The Rules of Professional Conduct impose various restrictions relating to attorney fees and the payment of litigation costs, which are designed to preserve the lawyer's role as a zealous but objective advocate. Class actions stand apart from other kinds of litigation in that they are designed to promote efficiency by their combining like claims into single actions, and individual justice by their vindicating claims that if taken individually might not be economically viable. In light of these special concerns, the courts have carved out several exceptions to ordinary attorney's fees, litigation expense, and disbursement rules that they routinely apply to class action cases. These special allowances include special compensation for class representatives, additional recovery for expert plaintiffs, and up-front payments of litigation costs by attorneys. While, as some courts have recognized, innovations in the class action context create some ethical risks, this should not lead courts to sound the death knell for creative financing of class action litigation. Rather, courts should approach creative class action financing arrangements with an eye towards the special circumstances and goals of class action litigation. Creative financing arrangements that prejudice plaintiffs' cases should be viewed with appropriate skepticism. Arrangements that merely provide financing attorneys with reasonable returns on their investment in light of prospective expenditures of time and effort, however, should be allowed in order to achieve the unique goals of class action litigation.
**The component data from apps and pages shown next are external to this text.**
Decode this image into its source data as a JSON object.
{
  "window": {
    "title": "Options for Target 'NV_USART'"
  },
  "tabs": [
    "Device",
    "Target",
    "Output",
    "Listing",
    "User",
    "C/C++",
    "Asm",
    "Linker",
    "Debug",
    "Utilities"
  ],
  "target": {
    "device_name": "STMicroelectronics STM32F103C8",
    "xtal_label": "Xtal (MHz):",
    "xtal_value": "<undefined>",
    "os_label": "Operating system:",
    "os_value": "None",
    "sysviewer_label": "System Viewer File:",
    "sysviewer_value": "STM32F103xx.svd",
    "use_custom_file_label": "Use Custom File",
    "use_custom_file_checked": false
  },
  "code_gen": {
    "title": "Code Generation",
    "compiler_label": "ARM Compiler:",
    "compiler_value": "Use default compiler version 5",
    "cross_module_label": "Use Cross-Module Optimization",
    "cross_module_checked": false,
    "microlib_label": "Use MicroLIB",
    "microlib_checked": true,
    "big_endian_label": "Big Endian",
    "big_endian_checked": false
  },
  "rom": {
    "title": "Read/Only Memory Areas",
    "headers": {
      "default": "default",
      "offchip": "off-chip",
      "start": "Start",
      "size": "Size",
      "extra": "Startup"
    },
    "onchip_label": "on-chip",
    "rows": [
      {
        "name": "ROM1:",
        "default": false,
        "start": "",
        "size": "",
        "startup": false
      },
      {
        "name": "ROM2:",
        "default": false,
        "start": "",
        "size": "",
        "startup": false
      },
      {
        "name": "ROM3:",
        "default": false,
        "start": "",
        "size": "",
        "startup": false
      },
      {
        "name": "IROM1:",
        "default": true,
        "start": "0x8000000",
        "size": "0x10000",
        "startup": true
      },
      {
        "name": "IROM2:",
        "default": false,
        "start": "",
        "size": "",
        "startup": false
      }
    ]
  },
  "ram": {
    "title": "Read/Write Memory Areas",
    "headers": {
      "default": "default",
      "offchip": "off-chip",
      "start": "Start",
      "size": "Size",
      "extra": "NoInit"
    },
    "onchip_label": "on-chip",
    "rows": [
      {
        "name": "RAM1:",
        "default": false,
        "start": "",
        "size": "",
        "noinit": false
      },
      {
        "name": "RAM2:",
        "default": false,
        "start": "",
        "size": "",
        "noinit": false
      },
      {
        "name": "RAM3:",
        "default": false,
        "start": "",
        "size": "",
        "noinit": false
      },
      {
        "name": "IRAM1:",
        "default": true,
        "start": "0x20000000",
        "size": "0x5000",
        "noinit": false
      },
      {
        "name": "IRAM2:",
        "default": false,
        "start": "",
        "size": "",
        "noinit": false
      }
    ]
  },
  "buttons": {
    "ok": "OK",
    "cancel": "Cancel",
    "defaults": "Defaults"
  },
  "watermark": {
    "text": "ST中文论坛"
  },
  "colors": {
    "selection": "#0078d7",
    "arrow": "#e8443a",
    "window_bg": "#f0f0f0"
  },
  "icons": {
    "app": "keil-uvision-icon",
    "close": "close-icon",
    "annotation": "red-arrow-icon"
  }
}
Daniel J. Capra, Thomas W. Jackson, and John Koeltl,
Financial Arrangements in Class Actions, and the Code of Professional Responsibility,
20 Fordham Urb. L.J. 831
Available at: http://ir.lawnet.fordham.edu/ulj/vol20/iss4/2